About this task: Among the entries below, count the lines with "مدرسه" in them and state the total without comment.

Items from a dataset
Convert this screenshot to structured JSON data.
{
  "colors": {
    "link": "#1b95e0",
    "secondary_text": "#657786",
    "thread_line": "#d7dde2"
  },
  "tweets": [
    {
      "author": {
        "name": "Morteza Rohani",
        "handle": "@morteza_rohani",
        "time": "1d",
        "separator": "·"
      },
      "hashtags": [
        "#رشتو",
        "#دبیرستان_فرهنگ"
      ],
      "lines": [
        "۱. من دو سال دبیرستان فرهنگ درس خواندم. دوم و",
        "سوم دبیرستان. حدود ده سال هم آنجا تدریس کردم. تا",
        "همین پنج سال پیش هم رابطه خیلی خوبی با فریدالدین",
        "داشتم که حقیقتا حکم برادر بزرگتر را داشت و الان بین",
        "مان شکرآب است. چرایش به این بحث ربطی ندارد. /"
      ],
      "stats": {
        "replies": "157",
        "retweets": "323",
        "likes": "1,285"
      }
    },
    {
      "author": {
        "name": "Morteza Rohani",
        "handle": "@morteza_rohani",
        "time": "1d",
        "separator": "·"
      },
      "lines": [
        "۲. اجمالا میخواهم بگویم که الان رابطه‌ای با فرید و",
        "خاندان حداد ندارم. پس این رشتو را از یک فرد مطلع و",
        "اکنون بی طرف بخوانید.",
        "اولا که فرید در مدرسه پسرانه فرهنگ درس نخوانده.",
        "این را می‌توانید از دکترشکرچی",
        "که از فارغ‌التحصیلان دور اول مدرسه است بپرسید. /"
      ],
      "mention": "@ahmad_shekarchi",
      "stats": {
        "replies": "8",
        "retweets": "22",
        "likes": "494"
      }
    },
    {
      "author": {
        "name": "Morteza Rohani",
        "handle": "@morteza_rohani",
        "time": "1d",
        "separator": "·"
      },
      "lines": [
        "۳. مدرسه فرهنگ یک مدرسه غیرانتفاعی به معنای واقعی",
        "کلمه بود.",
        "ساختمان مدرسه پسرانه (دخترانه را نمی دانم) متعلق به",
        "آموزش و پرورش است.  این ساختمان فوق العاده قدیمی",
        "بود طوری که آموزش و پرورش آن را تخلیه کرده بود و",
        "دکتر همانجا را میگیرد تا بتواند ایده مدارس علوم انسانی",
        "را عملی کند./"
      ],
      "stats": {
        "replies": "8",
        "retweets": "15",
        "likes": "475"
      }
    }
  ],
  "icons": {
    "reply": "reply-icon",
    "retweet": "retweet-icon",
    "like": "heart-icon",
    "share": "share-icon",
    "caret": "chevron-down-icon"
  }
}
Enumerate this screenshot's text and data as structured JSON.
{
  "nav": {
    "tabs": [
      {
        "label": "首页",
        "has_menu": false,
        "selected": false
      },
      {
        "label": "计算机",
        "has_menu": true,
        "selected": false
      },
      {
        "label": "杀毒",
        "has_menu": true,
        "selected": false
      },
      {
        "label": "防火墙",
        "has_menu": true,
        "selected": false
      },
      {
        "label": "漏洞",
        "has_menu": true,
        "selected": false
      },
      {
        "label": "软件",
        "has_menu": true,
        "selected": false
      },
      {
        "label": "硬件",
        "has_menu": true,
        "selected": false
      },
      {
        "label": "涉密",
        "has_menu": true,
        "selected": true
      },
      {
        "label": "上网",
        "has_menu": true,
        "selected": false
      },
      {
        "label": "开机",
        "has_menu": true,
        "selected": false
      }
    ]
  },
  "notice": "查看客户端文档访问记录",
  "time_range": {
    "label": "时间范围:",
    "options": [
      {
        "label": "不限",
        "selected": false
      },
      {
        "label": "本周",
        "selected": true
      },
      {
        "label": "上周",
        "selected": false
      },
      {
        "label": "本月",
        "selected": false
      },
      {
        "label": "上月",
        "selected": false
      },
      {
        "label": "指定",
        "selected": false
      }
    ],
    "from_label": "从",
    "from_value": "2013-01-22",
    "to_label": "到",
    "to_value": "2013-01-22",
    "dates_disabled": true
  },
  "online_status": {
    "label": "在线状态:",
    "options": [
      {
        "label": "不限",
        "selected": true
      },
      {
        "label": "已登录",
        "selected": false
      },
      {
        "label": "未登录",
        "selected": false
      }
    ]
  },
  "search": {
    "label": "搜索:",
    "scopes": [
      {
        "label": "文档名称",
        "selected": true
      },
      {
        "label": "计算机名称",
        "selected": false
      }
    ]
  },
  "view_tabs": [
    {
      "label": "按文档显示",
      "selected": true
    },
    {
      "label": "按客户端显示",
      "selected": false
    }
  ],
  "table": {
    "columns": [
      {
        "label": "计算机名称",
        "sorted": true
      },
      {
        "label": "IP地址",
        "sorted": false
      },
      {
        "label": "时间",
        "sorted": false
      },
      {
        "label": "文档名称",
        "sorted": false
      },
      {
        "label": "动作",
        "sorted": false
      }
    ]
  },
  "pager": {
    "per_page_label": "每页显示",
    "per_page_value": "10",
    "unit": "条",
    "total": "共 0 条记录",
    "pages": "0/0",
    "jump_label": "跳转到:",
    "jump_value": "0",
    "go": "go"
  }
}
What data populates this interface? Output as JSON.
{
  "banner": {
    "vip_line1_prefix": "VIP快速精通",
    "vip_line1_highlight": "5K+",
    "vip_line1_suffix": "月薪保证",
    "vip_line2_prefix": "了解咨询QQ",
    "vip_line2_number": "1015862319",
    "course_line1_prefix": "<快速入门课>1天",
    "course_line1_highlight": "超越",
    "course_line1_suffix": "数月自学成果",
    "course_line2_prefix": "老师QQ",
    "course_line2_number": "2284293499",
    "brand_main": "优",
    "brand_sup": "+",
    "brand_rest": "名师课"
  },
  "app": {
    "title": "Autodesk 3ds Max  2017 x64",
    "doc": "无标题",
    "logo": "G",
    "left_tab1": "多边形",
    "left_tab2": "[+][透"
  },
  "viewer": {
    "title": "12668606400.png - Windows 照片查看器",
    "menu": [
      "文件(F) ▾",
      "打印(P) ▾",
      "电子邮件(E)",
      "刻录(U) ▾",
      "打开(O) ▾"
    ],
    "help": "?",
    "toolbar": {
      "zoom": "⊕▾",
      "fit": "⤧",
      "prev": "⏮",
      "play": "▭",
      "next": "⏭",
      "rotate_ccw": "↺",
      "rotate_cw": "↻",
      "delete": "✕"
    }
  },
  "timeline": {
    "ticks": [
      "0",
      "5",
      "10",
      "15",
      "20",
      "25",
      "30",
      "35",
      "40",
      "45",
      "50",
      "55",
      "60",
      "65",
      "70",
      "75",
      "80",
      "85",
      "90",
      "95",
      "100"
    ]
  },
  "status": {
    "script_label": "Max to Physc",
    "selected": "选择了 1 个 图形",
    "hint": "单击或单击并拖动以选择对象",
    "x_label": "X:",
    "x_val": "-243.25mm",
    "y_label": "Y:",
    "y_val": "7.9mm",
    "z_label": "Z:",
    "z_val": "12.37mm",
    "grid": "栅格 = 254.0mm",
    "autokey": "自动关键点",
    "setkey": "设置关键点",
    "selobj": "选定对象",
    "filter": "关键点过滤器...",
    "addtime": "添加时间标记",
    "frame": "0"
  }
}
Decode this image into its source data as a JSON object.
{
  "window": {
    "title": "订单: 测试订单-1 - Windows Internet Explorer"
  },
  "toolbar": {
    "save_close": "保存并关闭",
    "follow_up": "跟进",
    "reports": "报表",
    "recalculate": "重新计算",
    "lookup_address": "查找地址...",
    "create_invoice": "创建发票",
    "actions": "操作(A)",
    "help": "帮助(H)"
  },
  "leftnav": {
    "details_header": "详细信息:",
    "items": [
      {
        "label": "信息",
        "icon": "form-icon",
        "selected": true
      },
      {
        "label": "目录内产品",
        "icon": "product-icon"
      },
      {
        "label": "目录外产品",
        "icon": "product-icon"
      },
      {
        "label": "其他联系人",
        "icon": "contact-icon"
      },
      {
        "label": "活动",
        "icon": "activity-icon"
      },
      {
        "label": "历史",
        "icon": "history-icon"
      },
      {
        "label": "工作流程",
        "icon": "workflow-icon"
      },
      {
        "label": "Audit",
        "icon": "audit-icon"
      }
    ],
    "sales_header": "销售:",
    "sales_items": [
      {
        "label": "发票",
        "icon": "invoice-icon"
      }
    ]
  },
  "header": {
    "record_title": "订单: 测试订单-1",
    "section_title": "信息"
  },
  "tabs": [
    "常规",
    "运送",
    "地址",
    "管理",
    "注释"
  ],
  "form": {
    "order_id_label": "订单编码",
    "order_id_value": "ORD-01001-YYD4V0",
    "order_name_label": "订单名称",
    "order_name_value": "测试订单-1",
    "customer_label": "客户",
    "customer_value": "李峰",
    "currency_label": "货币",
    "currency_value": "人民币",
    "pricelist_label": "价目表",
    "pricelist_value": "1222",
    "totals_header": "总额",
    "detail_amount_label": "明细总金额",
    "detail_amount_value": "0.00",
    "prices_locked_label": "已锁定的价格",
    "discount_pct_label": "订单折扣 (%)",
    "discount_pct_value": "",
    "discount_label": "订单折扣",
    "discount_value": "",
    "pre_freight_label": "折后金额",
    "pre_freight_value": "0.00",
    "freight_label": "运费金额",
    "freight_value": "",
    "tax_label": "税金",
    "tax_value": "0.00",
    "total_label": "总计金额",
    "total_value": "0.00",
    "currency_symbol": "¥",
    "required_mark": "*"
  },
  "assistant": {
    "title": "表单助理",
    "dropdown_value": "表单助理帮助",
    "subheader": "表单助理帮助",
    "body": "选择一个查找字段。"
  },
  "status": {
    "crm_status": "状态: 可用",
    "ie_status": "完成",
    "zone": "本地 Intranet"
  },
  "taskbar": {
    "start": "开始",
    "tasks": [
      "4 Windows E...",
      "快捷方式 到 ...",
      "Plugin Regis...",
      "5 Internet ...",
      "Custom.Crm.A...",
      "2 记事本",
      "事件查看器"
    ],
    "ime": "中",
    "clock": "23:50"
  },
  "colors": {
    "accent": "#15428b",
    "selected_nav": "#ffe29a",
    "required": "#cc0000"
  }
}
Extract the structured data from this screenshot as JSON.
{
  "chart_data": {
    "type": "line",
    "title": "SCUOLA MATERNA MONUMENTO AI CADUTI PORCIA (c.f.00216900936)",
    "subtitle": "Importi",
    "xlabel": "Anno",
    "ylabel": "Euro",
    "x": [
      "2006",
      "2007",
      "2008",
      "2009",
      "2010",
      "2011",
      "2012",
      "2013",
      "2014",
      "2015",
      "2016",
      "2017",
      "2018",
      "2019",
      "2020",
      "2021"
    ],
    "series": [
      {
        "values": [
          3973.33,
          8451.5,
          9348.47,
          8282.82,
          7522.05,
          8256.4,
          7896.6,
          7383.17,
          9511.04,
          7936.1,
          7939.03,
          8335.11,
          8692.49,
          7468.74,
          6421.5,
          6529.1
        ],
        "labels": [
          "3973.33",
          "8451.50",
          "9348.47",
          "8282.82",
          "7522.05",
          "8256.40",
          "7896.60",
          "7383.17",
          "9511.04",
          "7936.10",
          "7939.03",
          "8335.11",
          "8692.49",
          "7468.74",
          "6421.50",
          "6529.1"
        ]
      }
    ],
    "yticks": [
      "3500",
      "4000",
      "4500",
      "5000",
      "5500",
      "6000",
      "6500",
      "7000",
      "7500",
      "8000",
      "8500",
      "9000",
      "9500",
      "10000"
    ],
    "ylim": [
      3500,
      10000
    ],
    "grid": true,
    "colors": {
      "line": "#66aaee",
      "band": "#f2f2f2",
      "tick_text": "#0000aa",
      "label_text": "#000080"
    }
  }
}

Answer area: 4